The transcriptional functions of the class I histone deacetylases (HDACs) HDAC1 and HDAC2 are mainly viewed as both repressive and redundant based on murine knockout studies, but they may have additional independent roles and their physiological functions in human cells are not as clearly defined. To address the individual epigenomic functions of HDAC2, here we utilized CRISPR-Cas9 to disrupt HDAC2 in human cells. We find that while HDAC2 null cells exhibited signs of cross-regulation between HDAC1 and HDAC2, specific epigenomic phenotypes were still apparent using RNA-seq and ChIP assays. We identified specific targets of HDAC2 repression, and defined a novel class of genes that are actively expressed in a partially HDAC2-dependent manner. While HDAC2 was required for the recruitment of HDAC1 to repressed HDAC2-gene targets, HDAC2 was dispensable for HDAC1 binding to HDAC2-activated targets, supporting the notion of distinct classes of targets. Both active and repressed classes of gene targets demonstrated enhanced histone acetylation and methylation in HDAC2-null cells. Binding of the HDAC1/2-associated SIN3A corepressor was altered at most HDAC2-targets, but without a clear pattern. Overall, our study defines two classes of HDAC2 targets in human cells, with a dependence of HDAC1 on HDAC2 at one class of targets, and distinguishes unique functions for HDAC2

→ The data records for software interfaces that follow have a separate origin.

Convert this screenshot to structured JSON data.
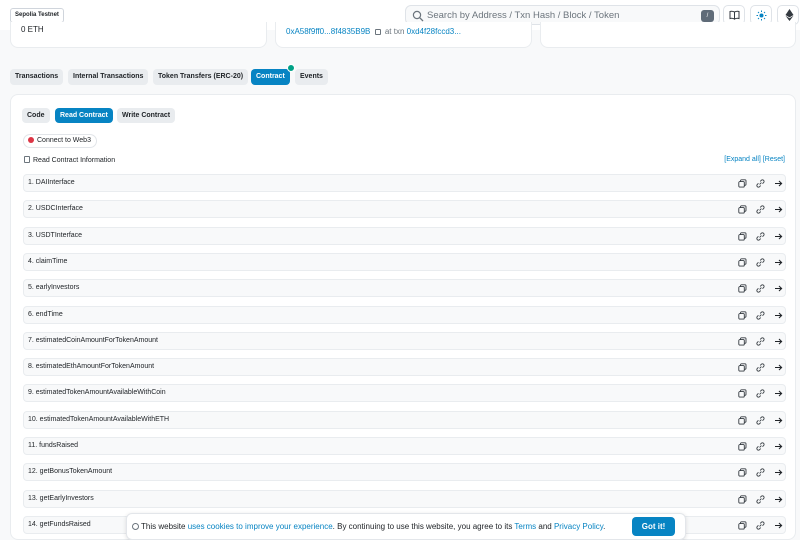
{
  "header": {
    "network_badge": "Sepolia Testnet",
    "search_placeholder": "Search by Address / Txn Hash / Block / Token",
    "search_shortcut": "/"
  },
  "overview": {
    "balance": "0 ETH",
    "creator_address": "0xA58f9ff0...8f4835B9B",
    "at_txn_label": "at txn",
    "creation_txn": "0xd4f28fccd3..."
  },
  "tabs": [
    {
      "label": "Transactions"
    },
    {
      "label": "Internal Transactions"
    },
    {
      "label": "Token Transfers (ERC-20)"
    },
    {
      "label": "Contract"
    },
    {
      "label": "Events"
    }
  ],
  "contract": {
    "subtabs": [
      {
        "label": "Code"
      },
      {
        "label": "Read Contract"
      },
      {
        "label": "Write Contract"
      }
    ],
    "connect_label": "Connect to Web3",
    "info_label": "Read Contract Information",
    "expand_all": "[Expand all]",
    "reset": "[Reset]",
    "functions": [
      "1. DAIInterface",
      "2. USDCInterface",
      "3. USDTInterface",
      "4. claimTime",
      "5. earlyInvestors",
      "6. endTime",
      "7. estimatedCoinAmountForTokenAmount",
      "8. estimatedEthAmountForTokenAmount",
      "9. estimatedTokenAmountAvailableWithCoin",
      "10. estimatedTokenAmountAvailableWithETH",
      "11. fundsRaised",
      "12. getBonusTokenAmount",
      "13. getEarlyInvestors",
      "14. getFundsRaised"
    ]
  },
  "cookie": {
    "text_1": "This website ",
    "link_1": "uses cookies to improve your experience",
    "text_2": ". By continuing to use this website, you agree to its ",
    "link_2": "Terms",
    "text_3": " and ",
    "link_3": "Privacy Policy",
    "text_4": ".",
    "button": "Got it!"
  },
  "colors": {
    "primary": "#0784c3",
    "success": "#00a186",
    "danger": "#dc3545"
  }
}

Priyanka Somanath, Klein, R. Herndon, and Knoepfler, P. S., “CRISPR-mediated HDAC2 disruption identifies two distinct classes of target genes in human cells”, PLOS ONE, vol. 12, pp. 1-21, 2017.